Invented by American slaves and beloved by Southerners of all stripes, it is a mix of black-eyed peas, rice, and greens, seasoned with ham hocks. Traditionally it is eaten on New Years Day with the hope that it will bring good luck, as the black-eye peas themselves are sign of prosperity. 

Makes six hearty servings

1 tablespoon of olive oil
1 medium sized carrot diced
1 medium sized onion diced
1 bay leaf
4 minced garlic cloves
1 ham hock
1 1/2 cups of black-eyed peas that have been soaked
3 cups of water
1 cup of cooked black rice
2 cups of chopped kale
Kosher salt to taste
Cayenne to taste
Black pepper to taste
Garnish with chopped scallions

A note on ham hock: In The Gift of Southern Cooking, Scott Peacock and Edna Lewis caution against supermarket smoked ham hocks, because of their synthetic chemical taste.
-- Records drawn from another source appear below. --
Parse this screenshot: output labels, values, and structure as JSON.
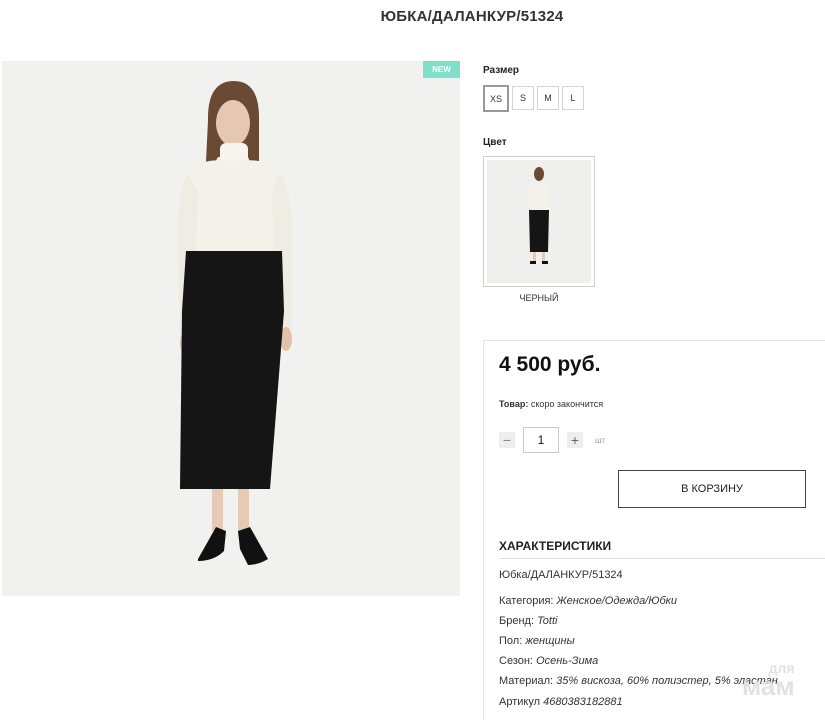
{
  "product": {
    "title": "ЮБКА/ДАЛАНКУР/51324",
    "badge": "NEW",
    "photo_alt": "model-photo"
  },
  "size": {
    "label": "Размер",
    "options": [
      "XS",
      "S",
      "M",
      "L"
    ],
    "selected": "XS"
  },
  "color": {
    "label": "Цвет",
    "selected_name": "ЧЕРНЫЙ"
  },
  "purchase": {
    "price": "4 500 руб.",
    "stock_label": "Товар:",
    "stock_value": "скоро закончится",
    "quantity": "1",
    "minus": "−",
    "plus": "+",
    "unit": "шт",
    "cart_button": "В КОРЗИНУ"
  },
  "specs": {
    "heading": "ХАРАКТЕРИСТИКИ",
    "sku_line": "Юбка/ДАЛАНКУР/51324",
    "rows": [
      {
        "key": "Категория:",
        "value": "Женское/Одежда/Юбки"
      },
      {
        "key": "Бренд:",
        "value": "Totti"
      },
      {
        "key": "Пол:",
        "value": "женщины"
      },
      {
        "key": "Сезон:",
        "value": "Осень-Зима"
      },
      {
        "key": "Материал:",
        "value": "35% вискоза, 60% полиэстер, 5% эластан"
      },
      {
        "key": "Артикул",
        "value": "4680383182881"
      }
    ]
  },
  "watermark": {
    "line1": "для",
    "line2": "мам"
  },
  "colors": {
    "badge": "#7ee0c9",
    "skirt": "#151515",
    "sweater": "#f3f1ea"
  }
}
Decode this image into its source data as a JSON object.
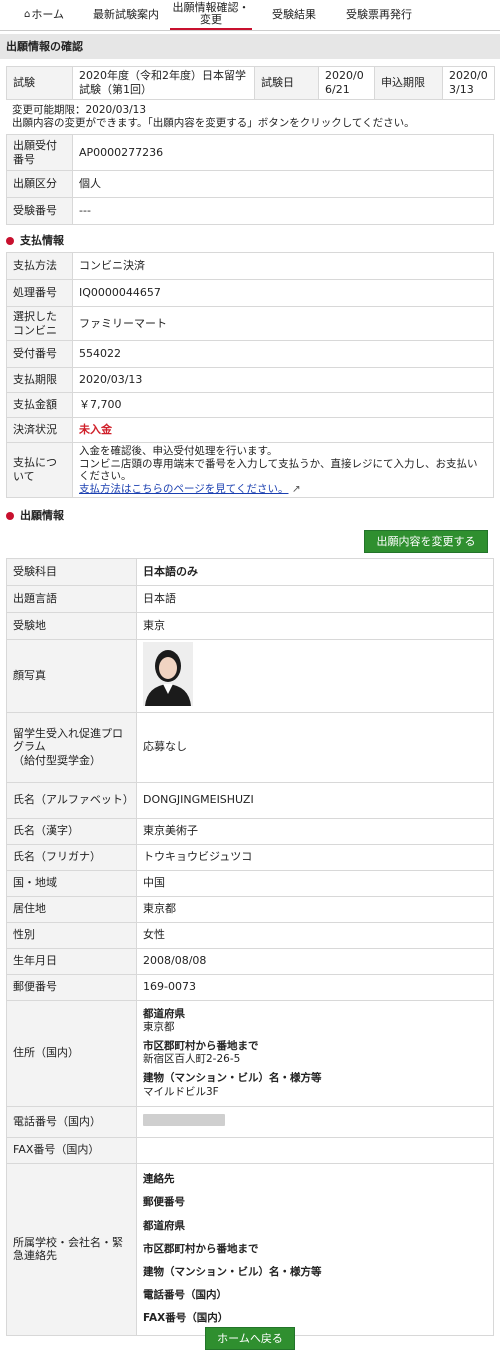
{
  "nav": {
    "home": "ホーム",
    "latest": "最新試験案内",
    "confirm_line1": "出願情報確認・",
    "confirm_line2": "変更",
    "results": "受験結果",
    "reissue": "受験票再発行"
  },
  "page_title": "出願情報の確認",
  "exam_summary": {
    "exam_label": "試験",
    "exam_value": "2020年度（令和2年度）日本留学試験（第1回）",
    "date_label": "試験日",
    "date_value": "2020/06/21",
    "deadline_label": "申込期限",
    "deadline_value": "2020/03/13"
  },
  "notice": {
    "line1": "変更可能期限：2020/03/13",
    "line2": "出願内容の変更ができます。「出願内容を変更する」ボタンをクリックしてください。"
  },
  "app_info": [
    {
      "label": "出願受付番号",
      "value": "AP0000277236"
    },
    {
      "label": "出願区分",
      "value": "個人"
    },
    {
      "label": "受験番号",
      "value": "---"
    }
  ],
  "payment": {
    "heading": "支払情報",
    "method_label": "支払方法",
    "method_value": "コンビニ決済",
    "process_label": "処理番号",
    "process_value": "IQ0000044657",
    "store_label": "選択したコンビニ",
    "store_value": "ファミリーマート",
    "receipt_label": "受付番号",
    "receipt_value": "554022",
    "due_label": "支払期限",
    "due_value": "2020/03/13",
    "amount_label": "支払金額",
    "amount_value": "￥7,700",
    "status_label": "決済状況",
    "status_value": "未入金",
    "about_label": "支払について",
    "about_line1": "入金を確認後、申込受付処理を行います。",
    "about_line2": "コンビニ店頭の専用端末で番号を入力して支払うか、直接レジにて入力し、お支払いください。",
    "about_link": "支払方法はこちらのページを見てください。"
  },
  "application": {
    "heading": "出願情報",
    "edit_button": "出願内容を変更する",
    "subject_label": "受験科目",
    "subject_value": "日本語のみ",
    "lang_label": "出題言語",
    "lang_value": "日本語",
    "site_label": "受験地",
    "site_value": "東京",
    "photo_label": "顔写真",
    "program_label_line1": "留学生受入れ促進プログラム",
    "program_label_line2": "（給付型奨学金）",
    "program_value": "応募なし",
    "name_alpha_label": "氏名（アルファベット）",
    "name_alpha_value": "DONGJINGMEISHUZI",
    "name_kanji_label": "氏名（漢字）",
    "name_kanji_value": "東京美術子",
    "name_kana_label": "氏名（フリガナ）",
    "name_kana_value": "トウキョウビジュツコ",
    "country_label": "国・地域",
    "country_value": "中国",
    "residence_label": "居住地",
    "residence_value": "東京都",
    "gender_label": "性別",
    "gender_value": "女性",
    "birth_label": "生年月日",
    "birth_value": "2008/08/08",
    "postal_label": "郵便番号",
    "postal_value": "169-0073",
    "address_label": "住所（国内）",
    "addr_pref_head": "都道府県",
    "addr_pref_value": "東京都",
    "addr_city_head": "市区郡町村から番地まで",
    "addr_city_value": "新宿区百人町2-26-5",
    "addr_bldg_head": "建物（マンション・ビル）名・様方等",
    "addr_bldg_value": "マイルドビル3F",
    "phone_label": "電話番号（国内）",
    "fax_label": "FAX番号（国内）",
    "contact_label": "所属学校・会社名・緊急連絡先",
    "contact_items": [
      "連絡先",
      "郵便番号",
      "都道府県",
      "市区郡町村から番地まで",
      "建物（マンション・ビル）名・様方等",
      "電話番号（国内）",
      "FAX番号（国内）"
    ]
  },
  "home_button": "ホームへ戻る",
  "colors": {
    "accent_red": "#c8102e",
    "button_green": "#2f8f2f",
    "link_blue": "#1a3fb0"
  },
  "icons": [
    "home-icon",
    "external-link-icon"
  ]
}
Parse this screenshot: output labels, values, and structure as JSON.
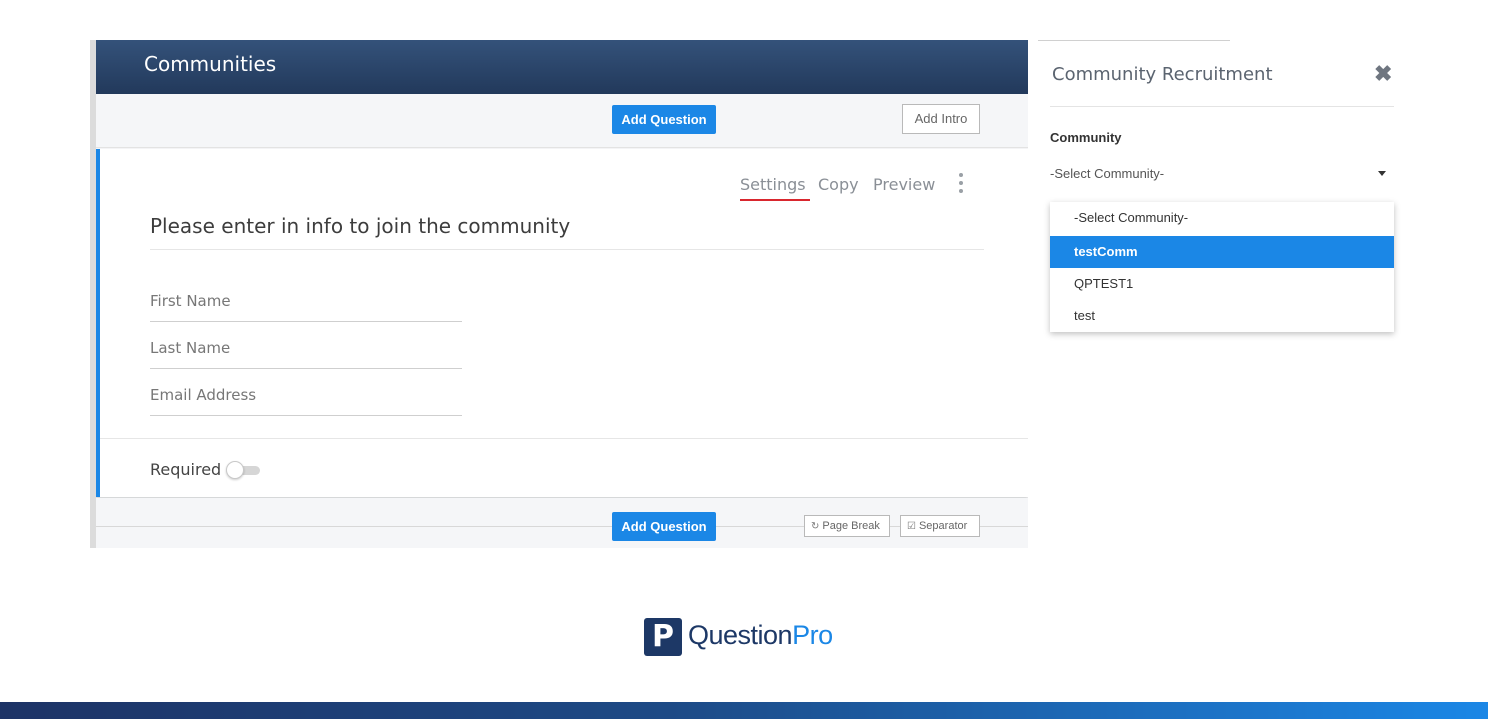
{
  "app": {
    "title": "Communities",
    "toolbar_top": {
      "add_question": "Add Question",
      "add_intro": "Add Intro"
    },
    "card": {
      "actions": {
        "settings": "Settings",
        "copy": "Copy",
        "preview": "Preview"
      },
      "question_text": "Please enter in info to join the community",
      "fields": [
        {
          "placeholder": "First Name"
        },
        {
          "placeholder": "Last Name"
        },
        {
          "placeholder": "Email Address"
        }
      ],
      "required_label": "Required",
      "required_on": false
    },
    "toolbar_bottom": {
      "add_question": "Add Question",
      "page_break": "Page Break",
      "separator": "Separator"
    }
  },
  "side_panel": {
    "title": "Community Recruitment",
    "field_label": "Community",
    "selected_value": "-Select Community-",
    "options": [
      "-Select Community-",
      "testComm",
      "QPTEST1",
      "test"
    ],
    "highlighted_option": "testComm"
  },
  "brand": {
    "part1": "Question",
    "part2": "Pro",
    "mark": "P"
  },
  "colors": {
    "header": "#22395b",
    "accent": "#1b87e6",
    "brand_navy": "#1d3866",
    "settings_underline": "#d9272e"
  }
}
With this in mind, be careful in regards to where you get your meat. If possible procure yours from a trusted butcher. A slab of bacon, country ham, or cured European ham such as jamón serrano would work fine, as would a pig’s foot.

In a heavy soup pan or dutch oven, saute the onions and carrot with olive oil and bay leaf. After two minutes add the garlic and continue sautéing for an additional two minutes. Next add the water and ham hock. Cover and simmer for at least an hour, allowing the ham hock to impart its flavor into the water. Taste the water before adding the beans; you want it to taste of pork. Add the black-eyed peas and simmer for forty minutes. When beans are tender, cut off the heat and add kale. Cover. After five minutes your kale will have cooked. Season with salt, cayenne, and black pepper to taste. Either serve over a bed of rice or add the rice to the pot. Garnish with chopped scallions.

View article: African Culinary Ingenuity from Lima to Memphis.